Unlike many who would "turn a blind eye" to the donkeys' suffering, their owner proved to be a man of integrity when, instead of trying to sell them on, he opted for sending them into care. Paddymac proved to be less of a gentleman as he resisted all efforts to be caught and loaded for his journey to the Sanctuary, only surrendering after delivering his intended captor a few (fortunately inaccurate) kicks to the thigh. When he thought Donna was going to be taken away he capitulated and judging from the silly look on his face when he landed a couple of hours later in a clean dry field with newly bedded shelter and haynet provided, he is rather pleased he did! The resident donkeys soon spotted the newcomers and bellowed a rapturous welcome fit to be heard across several counties.
Isaac ventures forth in search of a snack.
Through the continued efforts of Clem Ryan, Chief Welfare Officer for The Donkey Sanctuary, Co Cork it is hoped there will soon be a voluntary welfare officer covering the counties of Sligo and Leitrim and a second, full time, paid welfare officer nationwide.

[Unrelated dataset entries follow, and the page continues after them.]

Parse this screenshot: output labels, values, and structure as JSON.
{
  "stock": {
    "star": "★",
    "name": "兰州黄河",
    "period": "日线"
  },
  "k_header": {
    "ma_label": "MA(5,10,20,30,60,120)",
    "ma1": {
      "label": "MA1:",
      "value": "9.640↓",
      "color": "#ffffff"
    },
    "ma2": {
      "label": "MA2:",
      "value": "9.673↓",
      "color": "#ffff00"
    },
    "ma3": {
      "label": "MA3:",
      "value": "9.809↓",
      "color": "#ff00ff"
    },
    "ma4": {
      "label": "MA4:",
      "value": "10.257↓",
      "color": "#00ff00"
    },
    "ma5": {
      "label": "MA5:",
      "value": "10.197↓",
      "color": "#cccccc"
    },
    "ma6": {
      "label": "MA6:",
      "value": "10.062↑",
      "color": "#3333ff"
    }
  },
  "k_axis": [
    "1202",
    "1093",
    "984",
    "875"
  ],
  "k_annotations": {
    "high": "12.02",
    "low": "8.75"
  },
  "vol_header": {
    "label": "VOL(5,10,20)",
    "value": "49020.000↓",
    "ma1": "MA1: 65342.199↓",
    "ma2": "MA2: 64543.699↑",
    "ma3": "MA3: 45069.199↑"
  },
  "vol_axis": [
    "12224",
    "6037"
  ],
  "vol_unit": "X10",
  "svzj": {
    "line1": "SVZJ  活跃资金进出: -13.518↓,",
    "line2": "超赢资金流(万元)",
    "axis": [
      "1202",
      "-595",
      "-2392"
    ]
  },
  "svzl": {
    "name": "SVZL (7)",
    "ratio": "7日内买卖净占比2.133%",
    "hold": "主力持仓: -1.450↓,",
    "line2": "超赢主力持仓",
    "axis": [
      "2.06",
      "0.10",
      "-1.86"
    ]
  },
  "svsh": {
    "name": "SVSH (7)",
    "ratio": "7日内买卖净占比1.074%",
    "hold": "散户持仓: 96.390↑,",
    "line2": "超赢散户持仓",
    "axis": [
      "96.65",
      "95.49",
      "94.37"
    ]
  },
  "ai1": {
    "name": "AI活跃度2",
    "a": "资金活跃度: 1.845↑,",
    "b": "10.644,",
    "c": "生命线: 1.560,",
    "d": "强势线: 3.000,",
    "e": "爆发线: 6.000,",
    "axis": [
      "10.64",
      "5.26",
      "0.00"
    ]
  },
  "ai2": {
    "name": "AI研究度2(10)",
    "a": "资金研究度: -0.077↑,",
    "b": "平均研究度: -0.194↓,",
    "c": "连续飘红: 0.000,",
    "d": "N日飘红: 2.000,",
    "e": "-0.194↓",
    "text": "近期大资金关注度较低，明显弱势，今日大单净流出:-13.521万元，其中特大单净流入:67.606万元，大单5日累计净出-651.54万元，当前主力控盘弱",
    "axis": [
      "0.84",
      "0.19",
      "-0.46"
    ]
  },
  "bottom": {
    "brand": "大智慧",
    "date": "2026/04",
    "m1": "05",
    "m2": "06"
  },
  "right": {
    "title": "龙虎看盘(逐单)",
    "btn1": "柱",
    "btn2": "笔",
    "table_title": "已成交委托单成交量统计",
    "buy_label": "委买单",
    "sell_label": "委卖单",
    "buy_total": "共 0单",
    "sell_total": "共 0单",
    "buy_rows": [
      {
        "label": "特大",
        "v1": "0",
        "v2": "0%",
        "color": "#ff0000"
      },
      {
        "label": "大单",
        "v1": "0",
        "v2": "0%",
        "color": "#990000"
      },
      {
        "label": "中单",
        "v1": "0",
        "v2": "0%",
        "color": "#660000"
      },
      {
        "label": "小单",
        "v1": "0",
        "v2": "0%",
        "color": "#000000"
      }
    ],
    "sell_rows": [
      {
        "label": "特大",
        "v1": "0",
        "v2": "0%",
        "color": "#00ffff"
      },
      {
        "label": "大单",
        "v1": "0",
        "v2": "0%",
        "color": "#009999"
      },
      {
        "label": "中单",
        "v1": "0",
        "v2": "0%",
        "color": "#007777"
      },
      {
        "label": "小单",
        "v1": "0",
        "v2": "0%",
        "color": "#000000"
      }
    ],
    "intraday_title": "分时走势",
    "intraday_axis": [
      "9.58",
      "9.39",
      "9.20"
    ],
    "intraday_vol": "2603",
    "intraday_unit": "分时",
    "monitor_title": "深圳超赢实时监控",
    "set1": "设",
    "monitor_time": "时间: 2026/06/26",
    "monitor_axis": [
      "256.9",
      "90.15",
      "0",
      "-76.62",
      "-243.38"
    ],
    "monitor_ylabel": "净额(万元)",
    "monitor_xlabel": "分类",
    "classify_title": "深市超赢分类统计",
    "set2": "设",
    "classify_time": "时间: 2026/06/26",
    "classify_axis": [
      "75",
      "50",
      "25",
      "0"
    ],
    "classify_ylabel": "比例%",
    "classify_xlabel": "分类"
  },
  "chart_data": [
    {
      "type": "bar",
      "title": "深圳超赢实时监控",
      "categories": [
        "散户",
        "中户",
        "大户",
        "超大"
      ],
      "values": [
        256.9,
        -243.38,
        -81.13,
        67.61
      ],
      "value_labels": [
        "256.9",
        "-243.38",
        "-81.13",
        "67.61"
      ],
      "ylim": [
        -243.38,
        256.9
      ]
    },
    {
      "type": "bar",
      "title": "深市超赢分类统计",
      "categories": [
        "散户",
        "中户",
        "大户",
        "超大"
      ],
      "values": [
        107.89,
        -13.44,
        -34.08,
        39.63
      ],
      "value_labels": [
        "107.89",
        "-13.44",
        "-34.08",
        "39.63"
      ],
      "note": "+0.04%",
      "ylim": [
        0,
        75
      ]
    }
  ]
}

This gives us at the Sai Sanctuary deeply appreciated back-up facilities as it means that, through referral, we need never refuse to help any donkey, anywhere in the country.
Please never hesitate to contact us and/or leave a detailed message if you know of a suffering or abandoned donkey.
The Last Word
One last vote of thanks goes to the youngsters who faithfully support the Sanctuary. One of these is Gayle, a young girl who adopted Solomon as "her" donkey three years ago. Since then Gayle has never failed to send, not only regular donations towards Solomon's upkeep, but presents of all descriptions to Solomon, the other donkeys and even Sanctuary staff! Similarly, Diane has continued to adopt, to fundraise and to sell Christmas cards on the Sanctuary's behalf. These are only two of many young people who take the donkeys' welfare very much to heart and we thank you all for your concern.
Here's wishing everyone a very good summer.